[Opening Data excerpts section]
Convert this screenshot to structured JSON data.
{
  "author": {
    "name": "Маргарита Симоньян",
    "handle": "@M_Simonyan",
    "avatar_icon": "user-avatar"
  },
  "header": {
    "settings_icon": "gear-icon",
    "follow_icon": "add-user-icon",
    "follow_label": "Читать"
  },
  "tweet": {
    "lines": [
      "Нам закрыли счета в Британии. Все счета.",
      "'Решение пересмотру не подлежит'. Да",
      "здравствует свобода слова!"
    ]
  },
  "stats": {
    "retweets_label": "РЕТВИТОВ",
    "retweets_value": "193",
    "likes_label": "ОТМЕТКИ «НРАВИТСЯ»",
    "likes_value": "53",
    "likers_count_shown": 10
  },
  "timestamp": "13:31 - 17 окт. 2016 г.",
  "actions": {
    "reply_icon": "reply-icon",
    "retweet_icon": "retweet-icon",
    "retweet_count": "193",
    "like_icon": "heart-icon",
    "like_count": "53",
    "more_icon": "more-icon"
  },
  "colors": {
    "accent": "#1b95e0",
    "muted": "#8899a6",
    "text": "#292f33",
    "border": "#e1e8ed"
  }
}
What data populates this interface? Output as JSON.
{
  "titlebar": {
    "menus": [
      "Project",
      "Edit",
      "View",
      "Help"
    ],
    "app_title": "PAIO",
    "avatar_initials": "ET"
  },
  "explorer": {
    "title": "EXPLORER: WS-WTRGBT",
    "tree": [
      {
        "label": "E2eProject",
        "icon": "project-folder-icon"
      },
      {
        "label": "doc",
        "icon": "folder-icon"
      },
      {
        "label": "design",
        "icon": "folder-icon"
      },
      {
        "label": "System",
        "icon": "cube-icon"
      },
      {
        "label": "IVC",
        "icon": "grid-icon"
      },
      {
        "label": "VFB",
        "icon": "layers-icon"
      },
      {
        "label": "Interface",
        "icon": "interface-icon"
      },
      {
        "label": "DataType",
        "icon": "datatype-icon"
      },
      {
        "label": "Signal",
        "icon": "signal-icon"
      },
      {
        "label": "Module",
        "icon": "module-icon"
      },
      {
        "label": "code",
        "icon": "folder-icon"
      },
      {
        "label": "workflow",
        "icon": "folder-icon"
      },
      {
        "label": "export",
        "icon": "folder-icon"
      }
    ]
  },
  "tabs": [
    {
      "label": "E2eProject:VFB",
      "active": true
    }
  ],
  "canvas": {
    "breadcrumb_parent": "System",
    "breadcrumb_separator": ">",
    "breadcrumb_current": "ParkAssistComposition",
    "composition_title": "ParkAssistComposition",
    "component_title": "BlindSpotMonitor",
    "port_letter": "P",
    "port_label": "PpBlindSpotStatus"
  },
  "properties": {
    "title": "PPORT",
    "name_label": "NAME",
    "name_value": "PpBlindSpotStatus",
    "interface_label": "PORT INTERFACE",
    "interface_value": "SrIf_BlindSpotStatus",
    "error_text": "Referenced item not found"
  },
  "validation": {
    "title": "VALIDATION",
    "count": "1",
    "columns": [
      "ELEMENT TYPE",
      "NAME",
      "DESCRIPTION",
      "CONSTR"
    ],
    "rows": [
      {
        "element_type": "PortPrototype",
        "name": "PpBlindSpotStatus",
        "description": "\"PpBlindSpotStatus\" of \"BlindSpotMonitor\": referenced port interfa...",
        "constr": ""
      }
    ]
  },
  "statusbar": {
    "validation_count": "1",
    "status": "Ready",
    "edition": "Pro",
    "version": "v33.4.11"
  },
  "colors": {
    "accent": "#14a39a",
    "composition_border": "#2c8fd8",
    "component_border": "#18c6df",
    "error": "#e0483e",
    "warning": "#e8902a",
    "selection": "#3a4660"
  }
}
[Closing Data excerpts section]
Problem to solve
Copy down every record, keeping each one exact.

Reply to the exercise
Convert this screenshot to structured JSON data.
{
  "author": {
    "name": "Маргарита Симоньян",
    "handle": "@M_Simonyan",
    "avatar_icon": "user-avatar"
  },
  "header": {
    "settings_icon": "gear-icon",
    "follow_icon": "add-user-icon",
    "follow_label": "Читать"
  },
  "tweet": {
    "lines": [
      "Нам закрыли счета в Британии. Все счета.",
      "'Решение пересмотру не подлежит'. Да",
      "здравствует свобода слова!"
    ]
  },
  "stats": {
    "retweets_label": "РЕТВИТОВ",
    "retweets_value": "193",
    "likes_label": "ОТМЕТКИ «НРАВИТСЯ»",
    "likes_value": "53",
    "likers_count_shown": 10
  },
  "timestamp": "13:31 - 17 окт. 2016 г.",
  "actions": {
    "reply_icon": "reply-icon",
    "retweet_icon": "retweet-icon",
    "retweet_count": "193",
    "like_icon": "heart-icon",
    "like_count": "53",
    "more_icon": "more-icon"
  },
  "colors": {
    "accent": "#1b95e0",
    "muted": "#8899a6",
    "text": "#292f33",
    "border": "#e1e8ed"
  }
}
What data populates this interface? Output as JSON.
{
  "titlebar": {
    "menus": [
      "Project",
      "Edit",
      "View",
      "Help"
    ],
    "app_title": "PAIO",
    "avatar_initials": "ET"
  },
  "explorer": {
    "title": "EXPLORER: WS-WTRGBT",
    "tree": [
      {
        "label": "E2eProject",
        "icon": "project-folder-icon"
      },
      {
        "label": "doc",
        "icon": "folder-icon"
      },
      {
        "label": "design",
        "icon": "folder-icon"
      },
      {
        "label": "System",
        "icon": "cube-icon"
      },
      {
        "label": "IVC",
        "icon": "grid-icon"
      },
      {
        "label": "VFB",
        "icon": "layers-icon"
      },
      {
        "label": "Interface",
        "icon": "interface-icon"
      },
      {
        "label": "DataType",
        "icon": "datatype-icon"
      },
      {
        "label": "Signal",
        "icon": "signal-icon"
      },
      {
        "label": "Module",
        "icon": "module-icon"
      },
      {
        "label": "code",
        "icon": "folder-icon"
      },
      {
        "label": "workflow",
        "icon": "folder-icon"
      },
      {
        "label": "export",
        "icon": "folder-icon"
      }
    ]
  },
  "tabs": [
    {
      "label": "E2eProject:VFB",
      "active": true
    }
  ],
  "canvas": {
    "breadcrumb_parent": "System",
    "breadcrumb_separator": ">",
    "breadcrumb_current": "ParkAssistComposition",
    "composition_title": "ParkAssistComposition",
    "component_title": "BlindSpotMonitor",
    "port_letter": "P",
    "port_label": "PpBlindSpotStatus"
  },
  "properties": {
    "title": "PPORT",
    "name_label": "NAME",
    "name_value": "PpBlindSpotStatus",
    "interface_label": "PORT INTERFACE",
    "interface_value": "SrIf_BlindSpotStatus",
    "error_text": "Referenced item not found"
  },
  "validation": {
    "title": "VALIDATION",
    "count": "1",
    "columns": [
      "ELEMENT TYPE",
      "NAME",
      "DESCRIPTION",
      "CONSTR"
    ],
    "rows": [
      {
        "element_type": "PortPrototype",
        "name": "PpBlindSpotStatus",
        "description": "\"PpBlindSpotStatus\" of \"BlindSpotMonitor\": referenced port interfa...",
        "constr": ""
      }
    ]
  },
  "statusbar": {
    "validation_count": "1",
    "status": "Ready",
    "edition": "Pro",
    "version": "v33.4.11"
  },
  "colors": {
    "accent": "#14a39a",
    "composition_border": "#2c8fd8",
    "component_border": "#18c6df",
    "error": "#e0483e",
    "warning": "#e8902a",
    "selection": "#3a4660"
  }
}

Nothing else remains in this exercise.